What is Spondyloarthritis?
Spondyloarthritis (SpA) is a group of conditions that cause inflammatory arthritis affecting primarily the spine. Other joints in the body can be affected as well as other areas of the body.
Conditions within the group include:
- Axial spondylitis (axSpA)- primarily affecting the spine
- Ankylosing spondylitis (AS)
- Inflammation resulting in pain and stiffness in the spine. X-Ray changes
- Non-radiographic axial spondyloarthritis
- Similar symptoms to AS but without changes on imaging such as X-rays or MRI scans
- Psoriatic Spondyloarthritis (PsA)
- A form of psoriatic arthritis related to psoriasis (a skin condition)
- Enteropathic-related Arthritis
- Arthritis related to inflammatory bowel disease such as Crohn’s colitis or Ulcerative colitis
- Reactive Arthritis
- Arthritis following an infection
- Juvenile onset spondyloarthritis
- Spinal arthritis that presents as a child
- Peripheral spondyloarthritis
- Arthritis occurring mostly in other joints than the spine
The management of spinal disease is similar in all conditions, therefore the focus is on the most common condition, Ankylosing Spondylitis.
What is Ankylosing Spondylitis?
Ankylosing Spondylitis (AS) is a spondyloarthritis that causes inflammation in the spine. This results in stiffness in the neck, back and pelvis. The inflammation results in the body laying down extra calcium around the back bones which can result in the bones fusing together (Ankylosis). If this is left untreated it can result in permanent spine curvature and loss of movement. The most common areas to be involved are the joints between the back bones and between the backbones and pelvis (sacroiliac joints).
Inflammation is usually caused by the body to help deal with infection and trauma, however in certain conditions, the immune system triggers inflammation inappropriately resulting in damage to healthy bones and joints.
Causes of Ankylosing Spondylitis
The exact cause of AS is still unknown, but there are some well known genetic markers that are associated with developing the condition. This is related to the genetic inheritance of a gene called HLA-B27. Therefore if a first-degree relative suffers from AS, the risk of developing it is around 15-20%. There is also involvement of environmental factors and the gut microbiome.
AS is more common in males and those from North European ancestry.
Symptoms of Ankylosing Spondylitis
- Pain and stiffness in the back, usually worse in the mornings and can last over 30 minutes each day
- The stiffness can occur after periods of inactivity and improves with exercise
- Often the pain can keep you awake at night
- Some people feel the pain in their buttocks or thighs.
- Pain in the front of the chest can occur from joints around the ribcage being involved
- Low mood
- Enthesitis is inflammation in the attachment of tendons to bones and often affects the back of the heel, knees and elbows.

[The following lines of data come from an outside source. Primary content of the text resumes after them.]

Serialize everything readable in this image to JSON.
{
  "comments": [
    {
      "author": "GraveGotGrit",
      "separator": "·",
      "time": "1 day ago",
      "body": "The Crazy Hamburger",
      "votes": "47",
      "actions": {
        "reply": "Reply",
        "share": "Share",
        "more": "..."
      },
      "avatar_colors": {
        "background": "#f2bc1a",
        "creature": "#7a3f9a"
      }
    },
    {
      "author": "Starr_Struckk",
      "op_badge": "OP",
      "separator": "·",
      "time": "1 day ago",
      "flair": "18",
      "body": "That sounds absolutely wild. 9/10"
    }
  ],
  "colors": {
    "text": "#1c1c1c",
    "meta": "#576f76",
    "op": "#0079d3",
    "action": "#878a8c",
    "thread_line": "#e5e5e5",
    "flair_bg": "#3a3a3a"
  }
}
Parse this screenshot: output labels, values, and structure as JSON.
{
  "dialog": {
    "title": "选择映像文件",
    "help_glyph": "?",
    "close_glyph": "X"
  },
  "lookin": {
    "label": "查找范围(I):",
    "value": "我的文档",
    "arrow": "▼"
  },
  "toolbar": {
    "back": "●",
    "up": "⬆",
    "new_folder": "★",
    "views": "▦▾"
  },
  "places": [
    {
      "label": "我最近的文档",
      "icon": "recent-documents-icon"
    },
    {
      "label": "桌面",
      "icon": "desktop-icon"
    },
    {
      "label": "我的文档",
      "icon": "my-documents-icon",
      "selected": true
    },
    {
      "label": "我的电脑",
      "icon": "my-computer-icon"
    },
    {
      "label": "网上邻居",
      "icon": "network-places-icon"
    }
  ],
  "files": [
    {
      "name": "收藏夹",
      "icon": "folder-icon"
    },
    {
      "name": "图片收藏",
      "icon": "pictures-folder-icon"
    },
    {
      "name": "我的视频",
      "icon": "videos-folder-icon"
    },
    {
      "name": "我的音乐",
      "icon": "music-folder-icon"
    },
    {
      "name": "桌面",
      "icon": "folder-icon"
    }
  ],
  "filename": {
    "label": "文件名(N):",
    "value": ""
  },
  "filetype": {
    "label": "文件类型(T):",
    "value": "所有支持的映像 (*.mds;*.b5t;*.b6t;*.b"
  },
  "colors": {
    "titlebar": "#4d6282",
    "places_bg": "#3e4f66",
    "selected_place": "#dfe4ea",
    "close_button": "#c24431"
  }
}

- Pain and swelling in other joints such as hips, knees, shoulders, elbows and ankles
- Inflammation in the eyes causing difficulty looking at light and painful red eyes. (Uveitis or Iritis)
- Inflammatory bowel disease- diarrhoea, abdominal pain and blood in your stool

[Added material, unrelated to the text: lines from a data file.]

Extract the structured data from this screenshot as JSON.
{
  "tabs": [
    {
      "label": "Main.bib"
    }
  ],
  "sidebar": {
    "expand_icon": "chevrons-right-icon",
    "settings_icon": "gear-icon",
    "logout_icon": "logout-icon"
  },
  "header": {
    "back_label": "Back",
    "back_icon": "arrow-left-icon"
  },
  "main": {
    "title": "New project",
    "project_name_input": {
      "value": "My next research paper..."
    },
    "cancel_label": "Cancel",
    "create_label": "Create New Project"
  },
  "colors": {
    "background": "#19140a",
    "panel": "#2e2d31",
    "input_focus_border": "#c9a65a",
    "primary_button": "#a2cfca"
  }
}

- In a small number of people, the heart can be involved
- Rarely AS in later stages can cause scarring in the lungs called fibrosis
If left untreated over a long period of time, the bones in the back can fuse together (Ankylosis) which leads to permanent restriction in movement. This can result in thinning of the bones (osteoporosis) and increased risk of spinal fractures.
How do we diagnose Ankylosing Spondylitis?
Ankylosing Spondylitis is diagnosed based on history, examination and imaging of the spine. Investigations that are carried out are listed below:
- Full blood count
- Kidney and liver function
- Inflammation markers- ESR and CRP
- Genetic tests
- HLA-B27 testing, although being positive for this gene is not diagnostic
- Pelvis, spinal and joint X-Rays can be helpful to see if there is damage or fusion present. However early on in the condition, these can be normal
- MRI scans
- These can show early inflammation in the joints that is not yet seen on X-rays
Initial treatment of the spinal disease is with exercise and stretching and NSAIDs to reduce the inflammation.
Should NSAIDs not improve symptoms in the spine then biological therapies are used. The most common first line treatment is with adalimumab an Anti-TNF medication.
If other joints outside of the spine are involved, these can be treated with DMARD therapy and steroids.
Rarely if other joints such as the hips or neck become very damaged, surgery might be required to replace or support the joint.
Assessment of disease activity
To ensure that the treatments are working, we usually monitor your joints in our clinics to assess activity.
This is done by assessing the range of movement in the areas of the spine, examination of any other joints that might be tender or swollen and assessment of symptoms using a BASDAI score.
Versus Arthritis: http://www.versusarthritis.org
National Axial Spondyloarthritis Society (NASS): https://nass.co.uk